Surgical thoracoscopy is more commonly referred to as video-assisted thoracoscopic surgery (VATS).

Pleuroscopy can be done with the patient under conscious sedation in an endoscopy suite, whereas VATS requires general anesthesia and is done in the operating room. Both procedures induce a pneumothorax to create a clear view.


Thoracoscopy is used for

  • Evaluating exudative effusions and various pleural and lung lesions when noninvasive testing is inconclusive

  • Pleurodesis in patients with recurrent malignant effusions

  • Breaking up loculations in patients with empyema

The diagnostic accuracy for malignant and tuberculous disease of the pleura is 95%.

Indications for VATS include

  • Correction of spontaneous primary pneumothorax

  • Bullectomy and lung volume reduction surgery in emphysema

  • Wedge resection

  • Lung parenchymal biopsy

  • In some medical centers, lobectomy and even pneumonectomy

Less common indications for VATS are excision of benign mediastinal masses; biopsy and staging of esophageal cancer; sympathectomy for severe hyperhidrosis or causalgia; and repair of traumatic injuries to the lung, pleura, and diaphragm.


Contraindications are the same as those for thoracentesis.

An absolute contraindication is

  • Adhesive obliteration of the pleural space

Biopsy is relatively contraindicated in patients with highly vascular cancers, severe pulmonary hypertension, and severe bullous lung disease.


Although some pulmonologists do pleuroscopy, VATS is done by thoracic surgeons. Both procedures are similar to chest tube insertion; a trocar is inserted into an intercostal space through a skin incision, through which a thoracoscope is inserted. Additional incisions permit the use of video cameras and accessory instruments.

After thoracoscopy, a chest tube is usually required for 1 to 2 days.


Complications are similar to those of thoracentesis and include

  • Postprocedural fever (16%)

  • Pleural tears causing air leak (2%) and/or subcutaneous emphysema (2%)

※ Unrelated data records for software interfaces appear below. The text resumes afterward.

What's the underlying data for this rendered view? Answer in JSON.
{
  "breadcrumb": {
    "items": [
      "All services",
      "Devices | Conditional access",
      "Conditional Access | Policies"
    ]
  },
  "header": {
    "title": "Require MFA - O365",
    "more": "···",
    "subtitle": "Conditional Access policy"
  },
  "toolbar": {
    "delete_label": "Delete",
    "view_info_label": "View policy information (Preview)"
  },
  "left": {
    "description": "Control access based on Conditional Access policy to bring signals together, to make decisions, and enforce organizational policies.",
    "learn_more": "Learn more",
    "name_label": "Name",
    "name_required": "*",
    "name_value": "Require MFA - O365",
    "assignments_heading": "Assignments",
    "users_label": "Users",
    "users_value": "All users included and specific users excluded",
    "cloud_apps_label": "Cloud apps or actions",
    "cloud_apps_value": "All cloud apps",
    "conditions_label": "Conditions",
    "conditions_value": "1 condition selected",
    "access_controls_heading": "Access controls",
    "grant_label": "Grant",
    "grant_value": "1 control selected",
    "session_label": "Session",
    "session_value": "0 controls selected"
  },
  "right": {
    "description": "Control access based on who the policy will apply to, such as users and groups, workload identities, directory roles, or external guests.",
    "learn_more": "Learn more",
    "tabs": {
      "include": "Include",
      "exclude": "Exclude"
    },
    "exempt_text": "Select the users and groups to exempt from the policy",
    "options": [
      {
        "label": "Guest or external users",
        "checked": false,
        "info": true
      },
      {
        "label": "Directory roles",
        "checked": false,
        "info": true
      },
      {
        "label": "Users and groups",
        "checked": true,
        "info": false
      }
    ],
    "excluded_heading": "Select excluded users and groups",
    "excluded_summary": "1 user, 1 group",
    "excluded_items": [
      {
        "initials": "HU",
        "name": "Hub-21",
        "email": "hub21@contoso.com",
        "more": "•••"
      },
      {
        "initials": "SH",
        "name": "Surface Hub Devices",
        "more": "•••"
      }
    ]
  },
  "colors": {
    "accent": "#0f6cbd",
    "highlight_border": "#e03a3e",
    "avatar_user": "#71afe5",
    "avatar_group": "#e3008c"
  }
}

Serious but rare complications include

  • Hemorrhage

  • Lung perforation

  • Gas embolism

Patients are also at risk of the complications of general anesthesia.